Aquarium business offers a taste of the ocean, in the middle of the prairies

Into the Blue specializes in saltwater products ranging from fish and corals to pumps and tanks. The twin brothers who own the shop even offer an aquarium maintenance service for clients.
Lyndon and Derrick Jameson opened Into The Blue, a saltwater marine life store in Winnipeg, in 2014. (Meagan Fiddler )

When Métis twins Lyndon and Derrick Jameson were 12-years-old, their family visited the Vancouver Aquarium. The result? A lifelong love for all things aquatic.

"We had a book that was like, Starting Your Own Saltwater Aquarium, and we were sold. Ever since then we said, 'Hey let's become marine biologists,' and then here we are," Lyndon said.

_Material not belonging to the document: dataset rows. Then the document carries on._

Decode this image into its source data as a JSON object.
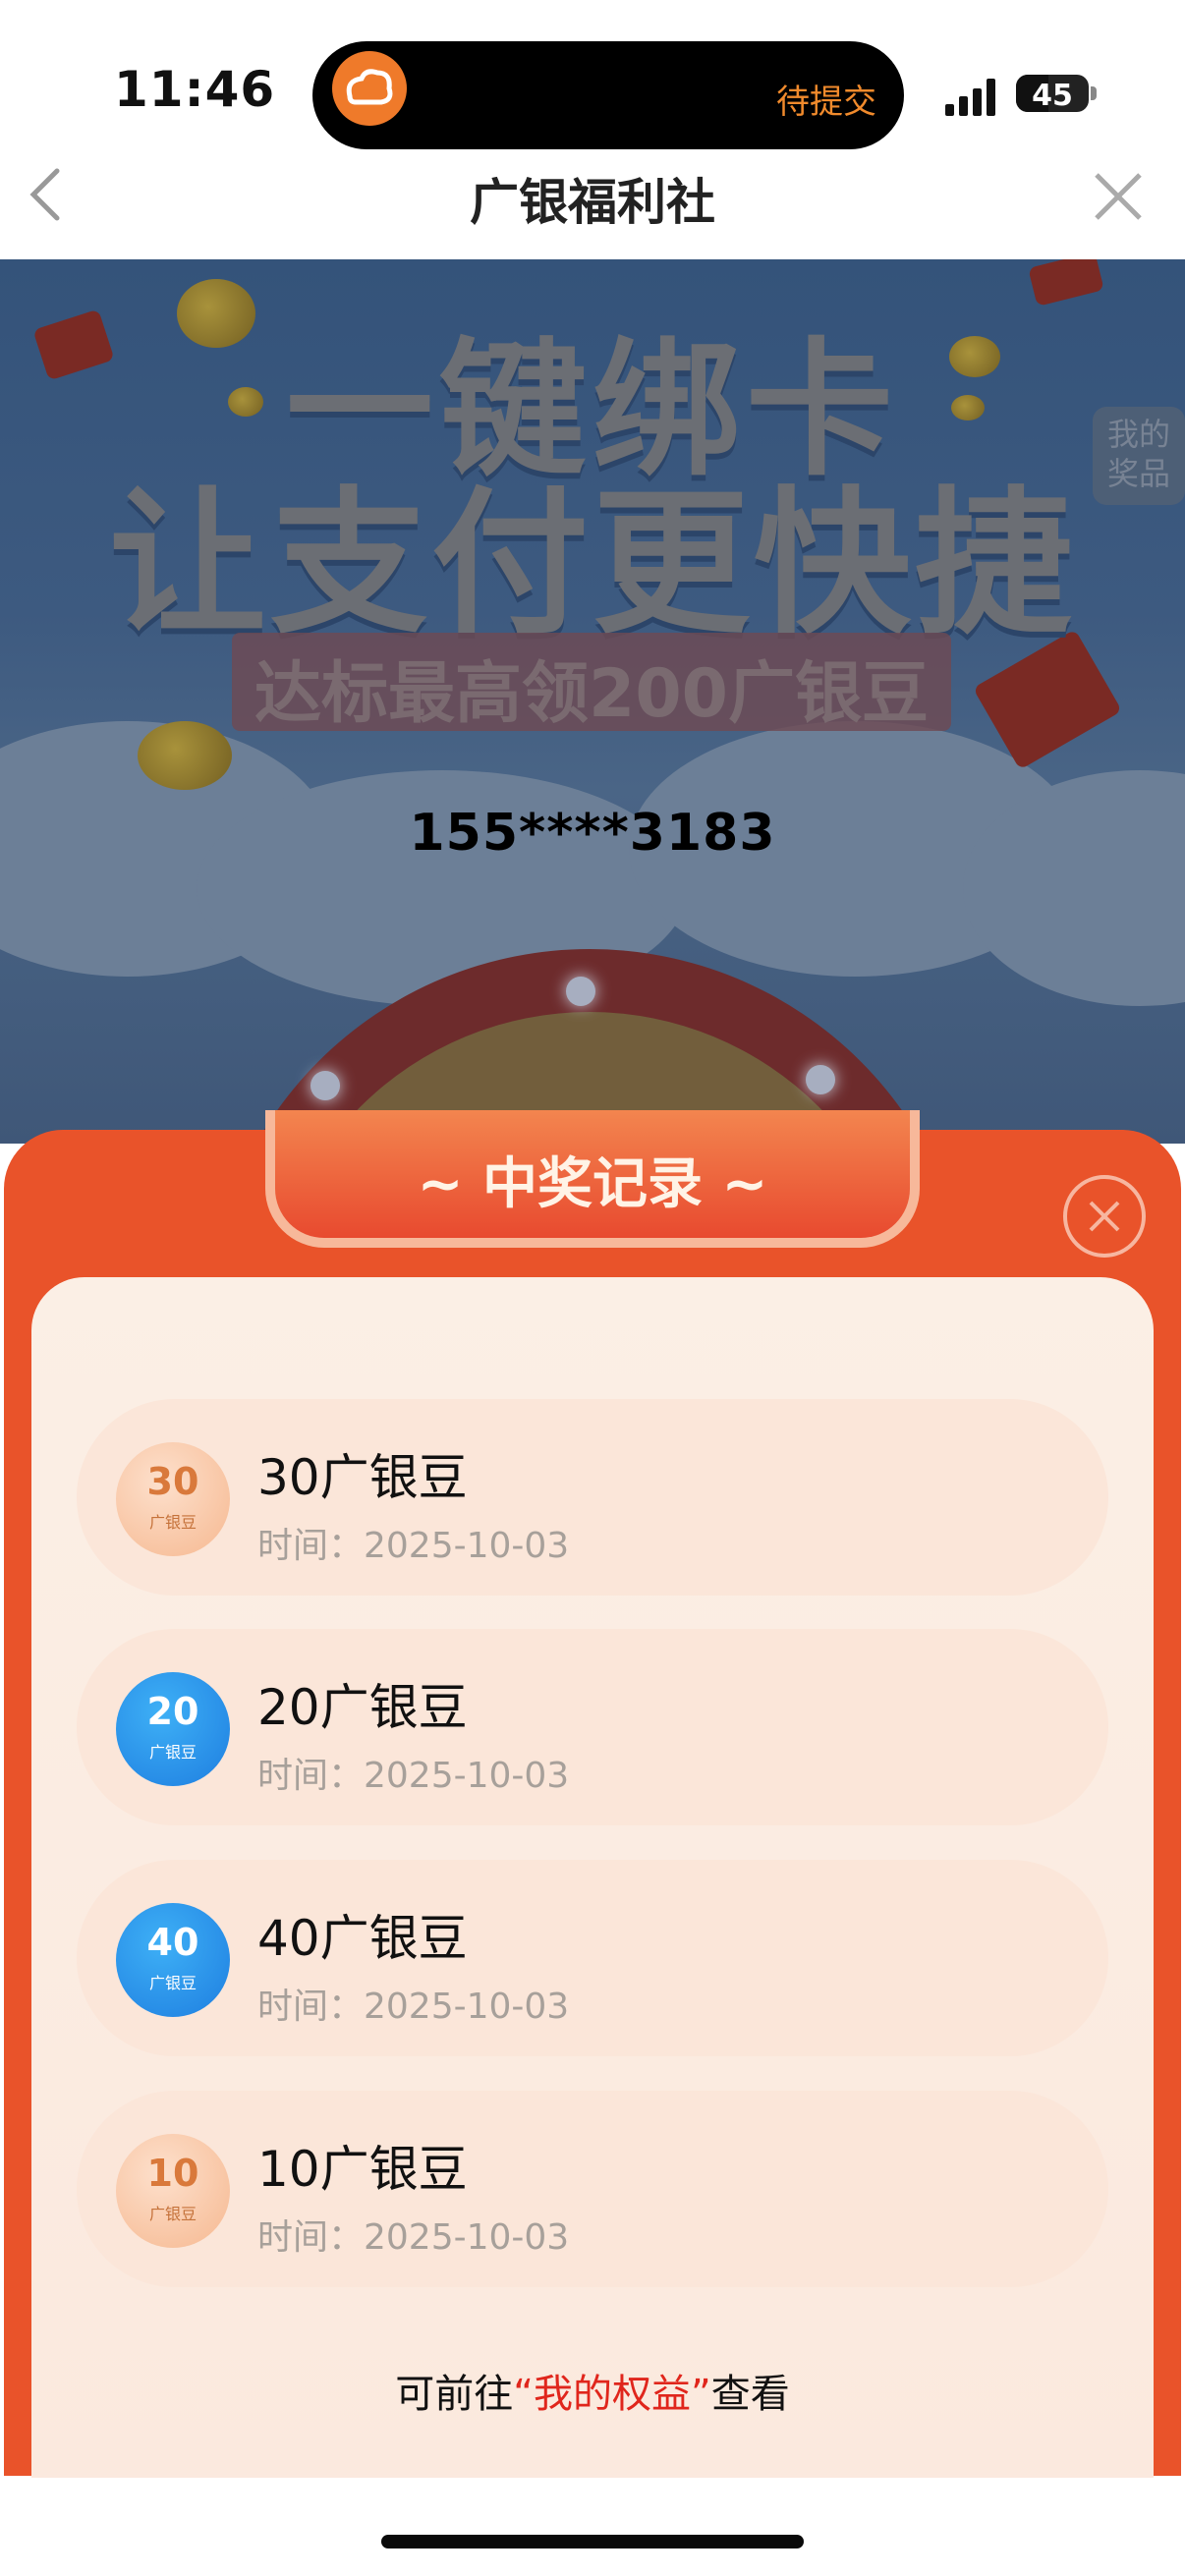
{
  "status_bar": {
    "time": "11:46",
    "island_text": "待提交",
    "battery": "45",
    "battery_level": 0.45
  },
  "nav": {
    "title": "广银福利社",
    "back_icon": "chevron-left-icon",
    "close_icon": "close-icon"
  },
  "banner": {
    "title_line1": "一键绑卡",
    "title_line2": "让支付更快捷",
    "subtitle": "达标最高领200广银豆",
    "my_prize_label": "我的奖品",
    "phone": "155****3183"
  },
  "modal": {
    "title": "~ 中奖记录 ~",
    "records": [
      {
        "amount": "30",
        "unit": "广银豆",
        "title": "30广银豆",
        "time": "时间：2025-10-03",
        "style": "orange"
      },
      {
        "amount": "20",
        "unit": "广银豆",
        "title": "20广银豆",
        "time": "时间：2025-10-03",
        "style": "blue"
      },
      {
        "amount": "40",
        "unit": "广银豆",
        "title": "40广银豆",
        "time": "时间：2025-10-03",
        "style": "blue"
      },
      {
        "amount": "10",
        "unit": "广银豆",
        "title": "10广银豆",
        "time": "时间：2025-10-03",
        "style": "orange"
      }
    ],
    "tip_prefix": "可前往",
    "tip_link": "“我的权益”",
    "tip_suffix": "查看"
  },
  "colors": {
    "accent": "#e9532a",
    "link": "#e0261c",
    "badge_blue": "#1e8ee8",
    "badge_orange": "#f6b890"
  }
}
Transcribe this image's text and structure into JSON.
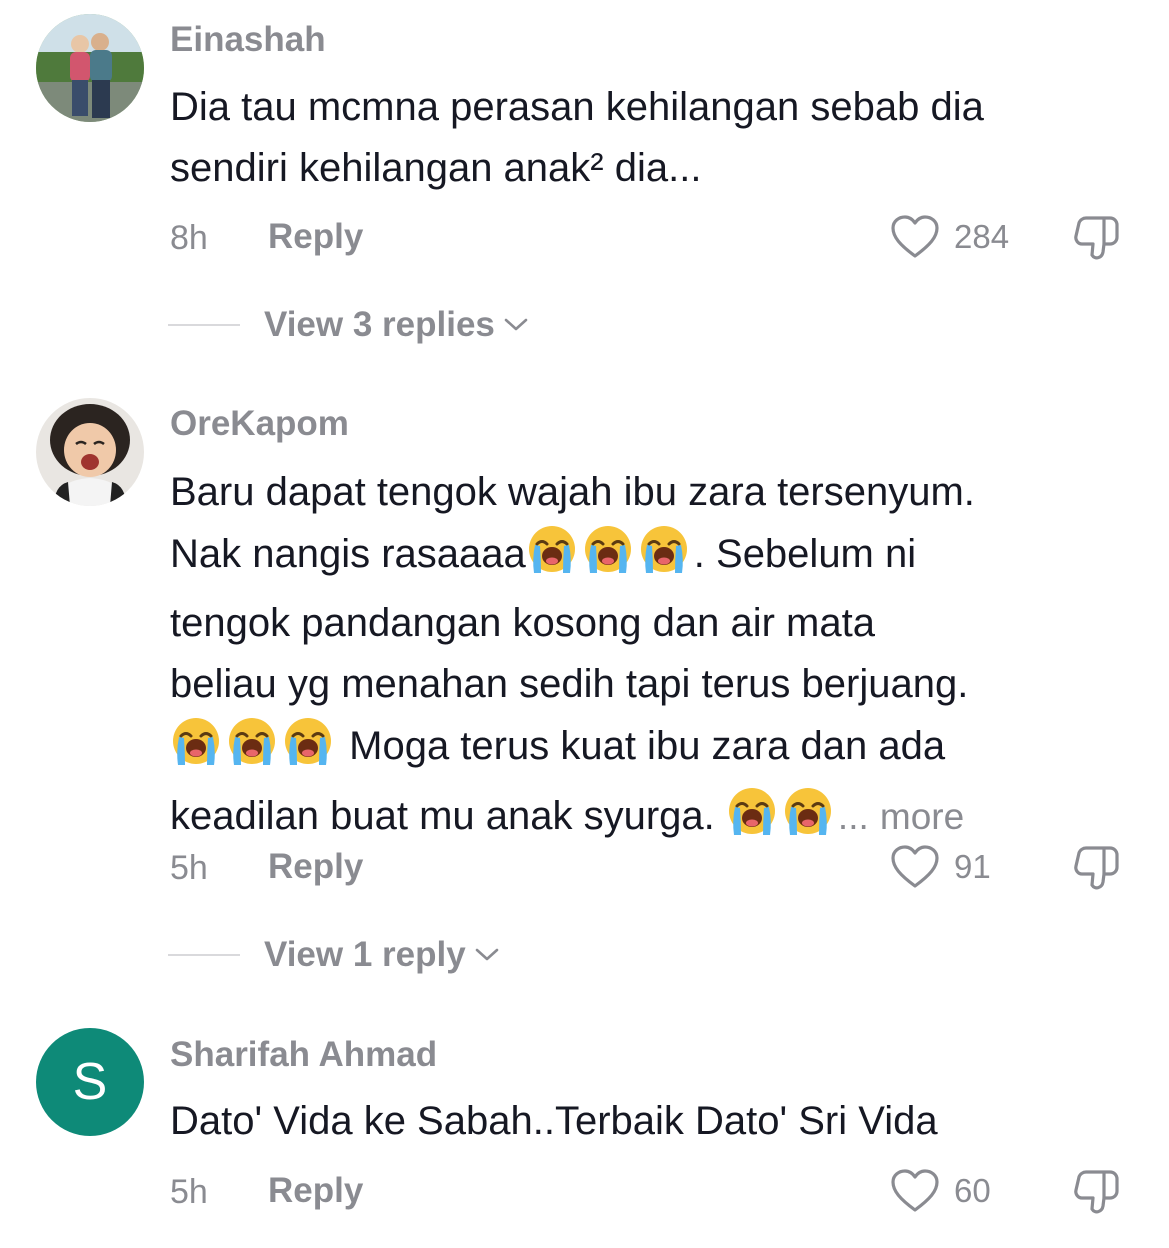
{
  "comments": [
    {
      "username": "Einashah",
      "lines": [
        "Dia tau mcmna perasan kehilangan sebab dia",
        "sendiri kehilangan anak² dia..."
      ],
      "time": "8h",
      "reply_label": "Reply",
      "likes": "284",
      "view_replies": "View 3 replies",
      "avatar": "photo-couple-outdoors"
    },
    {
      "username": "OreKapom",
      "line1": "Baru dapat tengok wajah ibu zara tersenyum.",
      "line2_text": "Nak nangis rasaaaa",
      "line2_tail": ". Sebelum ni",
      "line3": "tengok pandangan kosong dan air mata",
      "line4": "beliau yg menahan sedih tapi terus berjuang.",
      "line5_tail": "Moga terus kuat ibu zara dan ada",
      "line6_text": "keadilan buat mu anak syurga.",
      "line6_ellipsis": "...",
      "more_label": "more",
      "time": "5h",
      "reply_label": "Reply",
      "likes": "91",
      "view_replies": "View 1 reply",
      "avatar": "photo-crying-child",
      "emoji": "loudly-crying-face"
    },
    {
      "username": "Sharifah Ahmad",
      "lines": [
        "Dato' Vida ke Sabah..Terbaik Dato' Sri Vida"
      ],
      "time": "5h",
      "reply_label": "Reply",
      "likes": "60",
      "avatar_letter": "S",
      "avatar_color": "#0e8a78"
    }
  ]
}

The brothers bought their first saltwater tank when they were 12 and later graduated from the University of Manitoba after studying marine ecosystems.  

Into The Blue

Into The Blue specializes in saltwater products ranging from fish to corals to pumps to tanks and the brothers even offer an aquarium maintenance service for clients. (Meagan Fiddler)
After graduating, the Jamesons opened Into The Blue, a store that specializes in saltwater marine life and aquariums in Winnipeg.  

They sell fish, corals, pumps and tanks and the brothers offer an aquarium maintenance service for clients. Part store, part educational experience, the room is full of open shallow tanks and the twins teach as much as they sell.

"Our big punch was, 'We want to bring the ocean to the prairies,'" Lyndon explained. "For especially young kids and young people who don't know anything, they don't get to travel that often, it's great. This way, they can learn right here which is awesome."

Their saltwater ecosystems are ecologically friendly, from the LED lights in the tank to where they get their marine life. Nothing is taken from its natural ocean habitat. They buy rock from a quarry that used to be a reef 20,000 years ago to make live rocks and most of their corals are bred in commercial vats.
Unreserved host Rosanna Deerchild takes the plunge in one of the many saltwater tanks in the store. (Meagan Fiddler)

Their ocean love has paid off — last year the twins were acknowledged with an Indigenous Business Award in the Youth Business category from the Aboriginal Chamber of Commerce.

For the Jamesons, their Métis and French heritage is extremely important. The signs in their store are bilingual and they are active members of the Aboriginal Chamber of Commerce.

"We are very proud of it," said Derrick.

They often lend advice to other young Indigenous people about how to start a business, from helping with business plans to finding funding.

"Coming from young entrepreneurs, it's really hard to think, 'OK this is my idea as a business and how do I move forward?" Derrick explained.

He said the most difficult part of starting a business is securing funding. The two agree that support for Indigenous entrepreneurs is vital.

"It almost brings me to tears how much help you get for financial support for being Aboriginal. Lyndon makes fun of me but … when we won the award I actually started crying at the awards."